Work order: For this exercise, reproduce each entry below exactly, excluding pictures.

Material supplied:
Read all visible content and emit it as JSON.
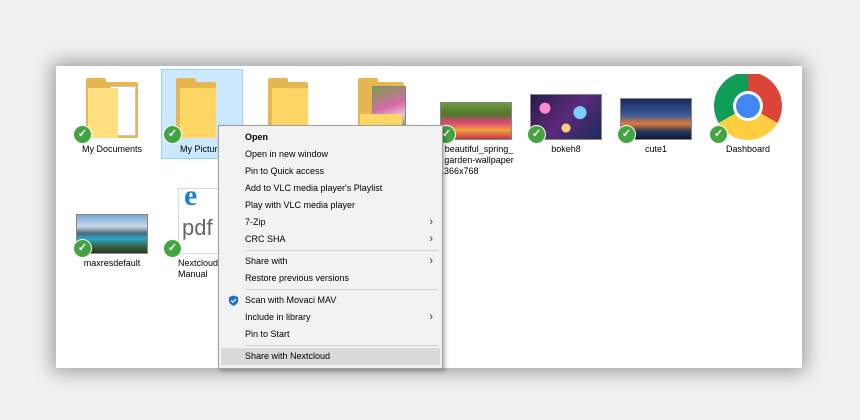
{
  "items": [
    {
      "label": "My Documents"
    },
    {
      "label": "My Pictur"
    },
    {
      "label": ""
    },
    {
      "label": ""
    },
    {
      "label_lines": [
        "beautiful_spring_",
        "garden-wallpaper",
        "-1366x768"
      ]
    },
    {
      "label": "bokeh8"
    },
    {
      "label": "cute1"
    },
    {
      "label": "Dashboard"
    },
    {
      "label": "maxresdefault"
    },
    {
      "label_lines": [
        "Nextcloud",
        "Manual"
      ],
      "pdf_text": "pdf"
    }
  ],
  "context_menu": {
    "items": [
      {
        "label": "Open"
      },
      {
        "label": "Open in new window"
      },
      {
        "label": "Pin to Quick access"
      },
      {
        "label": "Add to VLC media player's Playlist"
      },
      {
        "label": "Play with VLC media player"
      },
      {
        "label": "7-Zip"
      },
      {
        "label": "CRC SHA"
      },
      {
        "label": "Share with"
      },
      {
        "label": "Restore previous versions"
      },
      {
        "label": "Scan with Movaci MAV"
      },
      {
        "label": "Include in library"
      },
      {
        "label": "Pin to Start"
      },
      {
        "label": "Share with Nextcloud"
      }
    ]
  },
  "icons": {
    "sync_status": "green-check-icon",
    "submenu": "chevron-right-icon",
    "scan": "shield-icon",
    "browser": "chrome-icon",
    "edge": "edge-icon"
  },
  "colors": {
    "selection": "#cce8ff",
    "sync_check": "#44a441",
    "menu_highlight": "#d9d9d9"
  }
}
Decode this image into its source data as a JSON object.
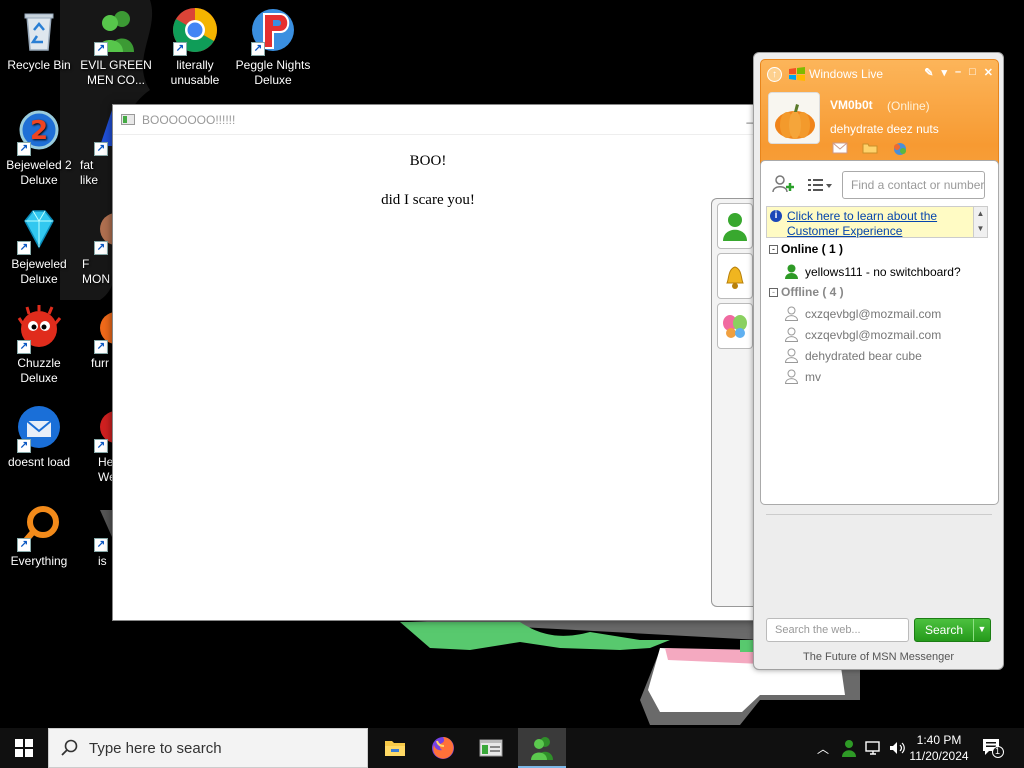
{
  "desktop": {
    "icons": [
      {
        "label": "Recycle Bin"
      },
      {
        "label": "EVIL GREEN MEN CO..."
      },
      {
        "label": "literally unusable"
      },
      {
        "label": "Peggle Nights Deluxe"
      },
      {
        "label": "Bejeweled 2 Deluxe"
      },
      {
        "label": "fat like"
      },
      {
        "label": "Bejeweled Deluxe"
      },
      {
        "label": "F MON"
      },
      {
        "label": "Chuzzle Deluxe"
      },
      {
        "label": "furr"
      },
      {
        "label": "doesnt load"
      },
      {
        "label": "He We"
      },
      {
        "label": "Everything"
      },
      {
        "label": "is"
      }
    ]
  },
  "boo_window": {
    "title": "BOOOOOOO!!!!!!",
    "line1": "BOO!",
    "line2": "did I scare you!"
  },
  "messenger": {
    "brand": "Windows Live",
    "username": "VM0b0t",
    "status": "(Online)",
    "personal_message": "dehydrate deez nuts",
    "find_placeholder": "Find a contact or number",
    "info_link": "Click here to learn about the Customer Experience",
    "groups": [
      {
        "label": "Online ( 1 )",
        "contacts": [
          "yellows111 - no switchboard?"
        ]
      },
      {
        "label": "Offline ( 4 )",
        "contacts": [
          "cxzqevbgl@mozmail.com",
          "cxzqevbgl@mozmail.com",
          "dehydrated bear cube",
          "mv"
        ]
      }
    ],
    "web_search_placeholder": "Search the web...",
    "search_button": "Search",
    "footer": "The Future of MSN Messenger"
  },
  "taskbar": {
    "search_placeholder": "Type here to search",
    "time": "1:40 PM",
    "date": "11/20/2024",
    "notification_count": "1"
  },
  "colors": {
    "msn_orange": "#f79a32",
    "search_green": "#259a1b",
    "taskbar": "#101010"
  }
}
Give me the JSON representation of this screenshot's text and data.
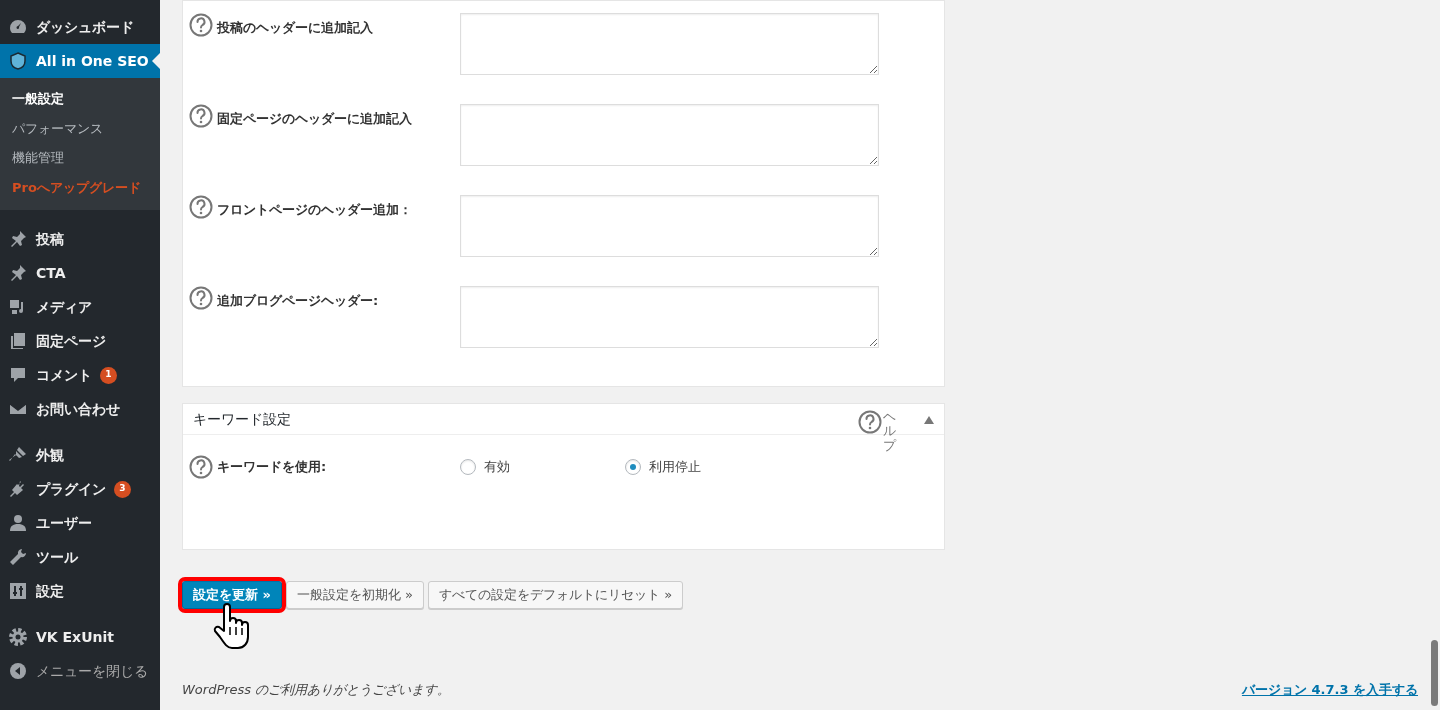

Response below:
Read all visible content and emit it as JSON.
{
  "items": [
    {
      "label": "My Documents"
    },
    {
      "label": "My Pictur"
    },
    {
      "label": ""
    },
    {
      "label": ""
    },
    {
      "label_lines": [
        "beautiful_spring_",
        "garden-wallpaper",
        "-1366x768"
      ]
    },
    {
      "label": "bokeh8"
    },
    {
      "label": "cute1"
    },
    {
      "label": "Dashboard"
    },
    {
      "label": "maxresdefault"
    },
    {
      "label_lines": [
        "Nextcloud",
        "Manual"
      ],
      "pdf_text": "pdf"
    }
  ],
  "context_menu": {
    "items": [
      {
        "label": "Open"
      },
      {
        "label": "Open in new window"
      },
      {
        "label": "Pin to Quick access"
      },
      {
        "label": "Add to VLC media player's Playlist"
      },
      {
        "label": "Play with VLC media player"
      },
      {
        "label": "7-Zip"
      },
      {
        "label": "CRC SHA"
      },
      {
        "label": "Share with"
      },
      {
        "label": "Restore previous versions"
      },
      {
        "label": "Scan with Movaci MAV"
      },
      {
        "label": "Include in library"
      },
      {
        "label": "Pin to Start"
      },
      {
        "label": "Share with Nextcloud"
      }
    ]
  },
  "icons": {
    "sync_status": "green-check-icon",
    "submenu": "chevron-right-icon",
    "scan": "shield-icon",
    "browser": "chrome-icon",
    "edge": "edge-icon"
  },
  "colors": {
    "selection": "#cce8ff",
    "sync_check": "#44a441",
    "menu_highlight": "#d9d9d9"
  }
}
Decode this image into its source data as a JSON object.
{
  "desktop": {
    "icons": [
      {
        "label": "Recycle Bin"
      },
      {
        "label": "EVIL GREEN MEN CO..."
      },
      {
        "label": "literally unusable"
      },
      {
        "label": "Peggle Nights Deluxe"
      },
      {
        "label": "Bejeweled 2 Deluxe"
      },
      {
        "label": "fat like"
      },
      {
        "label": "Bejeweled Deluxe"
      },
      {
        "label": "F MON"
      },
      {
        "label": "Chuzzle Deluxe"
      },
      {
        "label": "furr"
      },
      {
        "label": "doesnt load"
      },
      {
        "label": "He We"
      },
      {
        "label": "Everything"
      },
      {
        "label": "is"
      }
    ]
  },
  "boo_window": {
    "title": "BOOOOOOO!!!!!!",
    "line1": "BOO!",
    "line2": "did I scare you!"
  },
  "messenger": {
    "brand": "Windows Live",
    "username": "VM0b0t",
    "status": "(Online)",
    "personal_message": "dehydrate deez nuts",
    "find_placeholder": "Find a contact or number",
    "info_link": "Click here to learn about the Customer Experience",
    "groups": [
      {
        "label": "Online ( 1 )",
        "contacts": [
          "yellows111 - no switchboard?"
        ]
      },
      {
        "label": "Offline ( 4 )",
        "contacts": [
          "cxzqevbgl@mozmail.com",
          "cxzqevbgl@mozmail.com",
          "dehydrated bear cube",
          "mv"
        ]
      }
    ],
    "web_search_placeholder": "Search the web...",
    "search_button": "Search",
    "footer": "The Future of MSN Messenger"
  },
  "taskbar": {
    "search_placeholder": "Type here to search",
    "time": "1:40 PM",
    "date": "11/20/2024",
    "notification_count": "1"
  },
  "colors": {
    "msn_orange": "#f79a32",
    "search_green": "#259a1b",
    "taskbar": "#101010"
  }
}
Give me the JSON representation of this screenshot's text and data.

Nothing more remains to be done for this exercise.